■ BRIEF ■
The answer must be an exact copy of every entry.

(Dataset items)
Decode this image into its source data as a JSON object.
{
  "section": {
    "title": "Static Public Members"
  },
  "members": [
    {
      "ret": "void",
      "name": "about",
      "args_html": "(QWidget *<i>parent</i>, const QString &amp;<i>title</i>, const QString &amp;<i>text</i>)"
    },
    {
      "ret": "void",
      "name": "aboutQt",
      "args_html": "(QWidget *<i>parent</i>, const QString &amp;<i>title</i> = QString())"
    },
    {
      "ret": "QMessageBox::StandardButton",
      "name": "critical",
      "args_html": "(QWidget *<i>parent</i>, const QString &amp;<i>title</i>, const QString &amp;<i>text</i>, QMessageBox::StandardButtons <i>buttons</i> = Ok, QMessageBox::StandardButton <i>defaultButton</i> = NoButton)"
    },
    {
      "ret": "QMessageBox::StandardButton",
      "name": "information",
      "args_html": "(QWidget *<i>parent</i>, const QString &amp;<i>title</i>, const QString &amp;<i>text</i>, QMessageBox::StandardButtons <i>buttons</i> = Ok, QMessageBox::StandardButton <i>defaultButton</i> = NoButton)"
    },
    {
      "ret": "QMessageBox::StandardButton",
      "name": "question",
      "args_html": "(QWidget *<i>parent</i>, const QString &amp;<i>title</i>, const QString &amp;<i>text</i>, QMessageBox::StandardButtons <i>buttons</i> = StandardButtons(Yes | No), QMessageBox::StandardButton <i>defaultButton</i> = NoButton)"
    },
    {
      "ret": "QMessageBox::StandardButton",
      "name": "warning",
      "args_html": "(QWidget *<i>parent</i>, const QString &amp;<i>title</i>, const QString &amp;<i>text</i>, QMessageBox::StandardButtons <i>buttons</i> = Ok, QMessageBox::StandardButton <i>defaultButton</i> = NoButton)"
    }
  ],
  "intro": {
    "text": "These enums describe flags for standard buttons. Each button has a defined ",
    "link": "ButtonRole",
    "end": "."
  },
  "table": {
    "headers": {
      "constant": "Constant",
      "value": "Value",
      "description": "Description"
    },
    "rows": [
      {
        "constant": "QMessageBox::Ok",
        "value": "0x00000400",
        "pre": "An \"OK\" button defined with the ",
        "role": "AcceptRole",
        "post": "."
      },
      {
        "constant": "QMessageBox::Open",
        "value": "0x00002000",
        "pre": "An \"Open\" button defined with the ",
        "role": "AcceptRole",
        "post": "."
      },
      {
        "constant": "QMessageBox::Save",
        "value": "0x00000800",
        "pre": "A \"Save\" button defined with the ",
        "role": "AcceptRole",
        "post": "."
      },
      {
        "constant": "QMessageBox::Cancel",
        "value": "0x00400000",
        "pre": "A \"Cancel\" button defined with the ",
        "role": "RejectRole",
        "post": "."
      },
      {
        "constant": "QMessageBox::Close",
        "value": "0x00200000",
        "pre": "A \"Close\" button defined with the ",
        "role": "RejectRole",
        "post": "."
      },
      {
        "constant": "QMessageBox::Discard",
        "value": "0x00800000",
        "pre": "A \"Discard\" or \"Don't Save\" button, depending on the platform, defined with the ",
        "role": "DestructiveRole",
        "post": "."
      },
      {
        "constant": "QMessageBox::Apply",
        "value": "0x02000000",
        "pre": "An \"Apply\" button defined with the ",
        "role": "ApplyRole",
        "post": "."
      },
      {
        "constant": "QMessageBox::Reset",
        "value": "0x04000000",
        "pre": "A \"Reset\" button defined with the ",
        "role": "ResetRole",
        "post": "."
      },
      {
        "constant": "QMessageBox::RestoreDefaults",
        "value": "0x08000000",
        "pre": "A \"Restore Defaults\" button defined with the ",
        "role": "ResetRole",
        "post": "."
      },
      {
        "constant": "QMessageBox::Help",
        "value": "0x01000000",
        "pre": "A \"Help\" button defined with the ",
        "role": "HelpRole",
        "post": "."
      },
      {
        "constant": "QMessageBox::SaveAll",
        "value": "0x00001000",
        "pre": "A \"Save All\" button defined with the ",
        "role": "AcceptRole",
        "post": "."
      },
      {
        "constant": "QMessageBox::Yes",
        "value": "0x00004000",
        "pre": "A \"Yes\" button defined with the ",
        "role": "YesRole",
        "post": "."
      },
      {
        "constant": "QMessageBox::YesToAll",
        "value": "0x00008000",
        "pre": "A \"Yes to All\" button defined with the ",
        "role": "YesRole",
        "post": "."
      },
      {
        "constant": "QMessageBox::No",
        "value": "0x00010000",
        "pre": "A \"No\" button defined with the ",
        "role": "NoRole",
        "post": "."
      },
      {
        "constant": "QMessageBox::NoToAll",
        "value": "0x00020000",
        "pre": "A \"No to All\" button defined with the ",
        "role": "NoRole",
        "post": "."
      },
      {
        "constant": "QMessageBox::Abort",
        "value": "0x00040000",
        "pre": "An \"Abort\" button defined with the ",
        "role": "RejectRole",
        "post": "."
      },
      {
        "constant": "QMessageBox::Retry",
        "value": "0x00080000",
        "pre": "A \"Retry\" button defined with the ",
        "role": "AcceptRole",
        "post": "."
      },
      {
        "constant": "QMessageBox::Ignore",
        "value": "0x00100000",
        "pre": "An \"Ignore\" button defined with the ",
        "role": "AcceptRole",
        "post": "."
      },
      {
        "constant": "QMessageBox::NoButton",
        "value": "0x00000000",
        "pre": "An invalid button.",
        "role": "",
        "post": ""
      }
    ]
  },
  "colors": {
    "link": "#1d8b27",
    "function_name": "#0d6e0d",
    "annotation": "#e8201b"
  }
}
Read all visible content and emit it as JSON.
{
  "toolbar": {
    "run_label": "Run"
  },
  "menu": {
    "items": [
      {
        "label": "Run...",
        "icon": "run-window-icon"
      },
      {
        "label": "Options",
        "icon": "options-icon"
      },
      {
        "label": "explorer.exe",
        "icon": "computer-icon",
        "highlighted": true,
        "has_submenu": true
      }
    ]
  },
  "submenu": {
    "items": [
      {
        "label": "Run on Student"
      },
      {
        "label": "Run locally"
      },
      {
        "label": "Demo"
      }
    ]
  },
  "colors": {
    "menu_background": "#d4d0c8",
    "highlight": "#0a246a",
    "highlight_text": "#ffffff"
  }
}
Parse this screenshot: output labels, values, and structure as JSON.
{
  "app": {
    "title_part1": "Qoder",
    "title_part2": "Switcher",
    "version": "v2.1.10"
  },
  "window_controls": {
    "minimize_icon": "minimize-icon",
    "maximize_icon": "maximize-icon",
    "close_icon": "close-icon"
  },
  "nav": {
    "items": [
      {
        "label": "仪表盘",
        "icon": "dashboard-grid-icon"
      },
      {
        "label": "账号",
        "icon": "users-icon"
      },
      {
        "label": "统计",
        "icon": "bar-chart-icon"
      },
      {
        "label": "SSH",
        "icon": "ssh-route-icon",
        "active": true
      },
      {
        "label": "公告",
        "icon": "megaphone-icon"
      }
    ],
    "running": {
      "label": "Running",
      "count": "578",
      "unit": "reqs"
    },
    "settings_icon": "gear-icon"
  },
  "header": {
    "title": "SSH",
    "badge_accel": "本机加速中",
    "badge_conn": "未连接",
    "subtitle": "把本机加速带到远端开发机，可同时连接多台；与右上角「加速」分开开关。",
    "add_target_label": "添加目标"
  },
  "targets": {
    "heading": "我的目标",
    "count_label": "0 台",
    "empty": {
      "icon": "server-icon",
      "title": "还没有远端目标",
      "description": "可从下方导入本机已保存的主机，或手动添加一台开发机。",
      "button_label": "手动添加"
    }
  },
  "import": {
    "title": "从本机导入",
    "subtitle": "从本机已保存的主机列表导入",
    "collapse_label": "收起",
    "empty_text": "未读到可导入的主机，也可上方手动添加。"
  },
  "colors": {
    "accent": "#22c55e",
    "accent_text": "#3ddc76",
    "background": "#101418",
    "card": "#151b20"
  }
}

■ RESPONSE ■
Decode this image into its source data as a JSON object.
{
  "section": {
    "title": "Static Public Members"
  },
  "members": [
    {
      "ret": "void",
      "name": "about",
      "args_html": "(QWidget *<i>parent</i>, const QString &amp;<i>title</i>, const QString &amp;<i>text</i>)"
    },
    {
      "ret": "void",
      "name": "aboutQt",
      "args_html": "(QWidget *<i>parent</i>, const QString &amp;<i>title</i> = QString())"
    },
    {
      "ret": "QMessageBox::StandardButton",
      "name": "critical",
      "args_html": "(QWidget *<i>parent</i>, const QString &amp;<i>title</i>, const QString &amp;<i>text</i>, QMessageBox::StandardButtons <i>buttons</i> = Ok, QMessageBox::StandardButton <i>defaultButton</i> = NoButton)"
    },
    {
      "ret": "QMessageBox::StandardButton",
      "name": "information",
      "args_html": "(QWidget *<i>parent</i>, const QString &amp;<i>title</i>, const QString &amp;<i>text</i>, QMessageBox::StandardButtons <i>buttons</i> = Ok, QMessageBox::StandardButton <i>defaultButton</i> = NoButton)"
    },
    {
      "ret": "QMessageBox::StandardButton",
      "name": "question",
      "args_html": "(QWidget *<i>parent</i>, const QString &amp;<i>title</i>, const QString &amp;<i>text</i>, QMessageBox::StandardButtons <i>buttons</i> = StandardButtons(Yes | No), QMessageBox::StandardButton <i>defaultButton</i> = NoButton)"
    },
    {
      "ret": "QMessageBox::StandardButton",
      "name": "warning",
      "args_html": "(QWidget *<i>parent</i>, const QString &amp;<i>title</i>, const QString &amp;<i>text</i>, QMessageBox::StandardButtons <i>buttons</i> = Ok, QMessageBox::StandardButton <i>defaultButton</i> = NoButton)"
    }
  ],
  "intro": {
    "text": "These enums describe flags for standard buttons. Each button has a defined ",
    "link": "ButtonRole",
    "end": "."
  },
  "table": {
    "headers": {
      "constant": "Constant",
      "value": "Value",
      "description": "Description"
    },
    "rows": [
      {
        "constant": "QMessageBox::Ok",
        "value": "0x00000400",
        "pre": "An \"OK\" button defined with the ",
        "role": "AcceptRole",
        "post": "."
      },
      {
        "constant": "QMessageBox::Open",
        "value": "0x00002000",
        "pre": "An \"Open\" button defined with the ",
        "role": "AcceptRole",
        "post": "."
      },
      {
        "constant": "QMessageBox::Save",
        "value": "0x00000800",
        "pre": "A \"Save\" button defined with the ",
        "role": "AcceptRole",
        "post": "."
      },
      {
        "constant": "QMessageBox::Cancel",
        "value": "0x00400000",
        "pre": "A \"Cancel\" button defined with the ",
        "role": "RejectRole",
        "post": "."
      },
      {
        "constant": "QMessageBox::Close",
        "value": "0x00200000",
        "pre": "A \"Close\" button defined with the ",
        "role": "RejectRole",
        "post": "."
      },
      {
        "constant": "QMessageBox::Discard",
        "value": "0x00800000",
        "pre": "A \"Discard\" or \"Don't Save\" button, depending on the platform, defined with the ",
        "role": "DestructiveRole",
        "post": "."
      },
      {
        "constant": "QMessageBox::Apply",
        "value": "0x02000000",
        "pre": "An \"Apply\" button defined with the ",
        "role": "ApplyRole",
        "post": "."
      },
      {
        "constant": "QMessageBox::Reset",
        "value": "0x04000000",
        "pre": "A \"Reset\" button defined with the ",
        "role": "ResetRole",
        "post": "."
      },
      {
        "constant": "QMessageBox::RestoreDefaults",
        "value": "0x08000000",
        "pre": "A \"Restore Defaults\" button defined with the ",
        "role": "ResetRole",
        "post": "."
      },
      {
        "constant": "QMessageBox::Help",
        "value": "0x01000000",
        "pre": "A \"Help\" button defined with the ",
        "role": "HelpRole",
        "post": "."
      },
      {
        "constant": "QMessageBox::SaveAll",
        "value": "0x00001000",
        "pre": "A \"Save All\" button defined with the ",
        "role": "AcceptRole",
        "post": "."
      },
      {
        "constant": "QMessageBox::Yes",
        "value": "0x00004000",
        "pre": "A \"Yes\" button defined with the ",
        "role": "YesRole",
        "post": "."
      },
      {
        "constant": "QMessageBox::YesToAll",
        "value": "0x00008000",
        "pre": "A \"Yes to All\" button defined with the ",
        "role": "YesRole",
        "post": "."
      },
      {
        "constant": "QMessageBox::No",
        "value": "0x00010000",
        "pre": "A \"No\" button defined with the ",
        "role": "NoRole",
        "post": "."
      },
      {
        "constant": "QMessageBox::NoToAll",
        "value": "0x00020000",
        "pre": "A \"No to All\" button defined with the ",
        "role": "NoRole",
        "post": "."
      },
      {
        "constant": "QMessageBox::Abort",
        "value": "0x00040000",
        "pre": "An \"Abort\" button defined with the ",
        "role": "RejectRole",
        "post": "."
      },
      {
        "constant": "QMessageBox::Retry",
        "value": "0x00080000",
        "pre": "A \"Retry\" button defined with the ",
        "role": "AcceptRole",
        "post": "."
      },
      {
        "constant": "QMessageBox::Ignore",
        "value": "0x00100000",
        "pre": "An \"Ignore\" button defined with the ",
        "role": "AcceptRole",
        "post": "."
      },
      {
        "constant": "QMessageBox::NoButton",
        "value": "0x00000000",
        "pre": "An invalid button.",
        "role": "",
        "post": ""
      }
    ]
  },
  "colors": {
    "link": "#1d8b27",
    "function_name": "#0d6e0d",
    "annotation": "#e8201b"
  }
}
Read all visible content and emit it as JSON.
{
  "toolbar": {
    "run_label": "Run"
  },
  "menu": {
    "items": [
      {
        "label": "Run...",
        "icon": "run-window-icon"
      },
      {
        "label": "Options",
        "icon": "options-icon"
      },
      {
        "label": "explorer.exe",
        "icon": "computer-icon",
        "highlighted": true,
        "has_submenu": true
      }
    ]
  },
  "submenu": {
    "items": [
      {
        "label": "Run on Student"
      },
      {
        "label": "Run locally"
      },
      {
        "label": "Demo"
      }
    ]
  },
  "colors": {
    "menu_background": "#d4d0c8",
    "highlight": "#0a246a",
    "highlight_text": "#ffffff"
  }
}
Parse this screenshot: output labels, values, and structure as JSON.
{
  "app": {
    "title_part1": "Qoder",
    "title_part2": "Switcher",
    "version": "v2.1.10"
  },
  "window_controls": {
    "minimize_icon": "minimize-icon",
    "maximize_icon": "maximize-icon",
    "close_icon": "close-icon"
  },
  "nav": {
    "items": [
      {
        "label": "仪表盘",
        "icon": "dashboard-grid-icon"
      },
      {
        "label": "账号",
        "icon": "users-icon"
      },
      {
        "label": "统计",
        "icon": "bar-chart-icon"
      },
      {
        "label": "SSH",
        "icon": "ssh-route-icon",
        "active": true
      },
      {
        "label": "公告",
        "icon": "megaphone-icon"
      }
    ],
    "running": {
      "label": "Running",
      "count": "578",
      "unit": "reqs"
    },
    "settings_icon": "gear-icon"
  },
  "header": {
    "title": "SSH",
    "badge_accel": "本机加速中",
    "badge_conn": "未连接",
    "subtitle": "把本机加速带到远端开发机，可同时连接多台；与右上角「加速」分开开关。",
    "add_target_label": "添加目标"
  },
  "targets": {
    "heading": "我的目标",
    "count_label": "0 台",
    "empty": {
      "icon": "server-icon",
      "title": "还没有远端目标",
      "description": "可从下方导入本机已保存的主机，或手动添加一台开发机。",
      "button_label": "手动添加"
    }
  },
  "import": {
    "title": "从本机导入",
    "subtitle": "从本机已保存的主机列表导入",
    "collapse_label": "收起",
    "empty_text": "未读到可导入的主机，也可上方手动添加。"
  },
  "colors": {
    "accent": "#22c55e",
    "accent_text": "#3ddc76",
    "background": "#101418",
    "card": "#151b20"
  }
}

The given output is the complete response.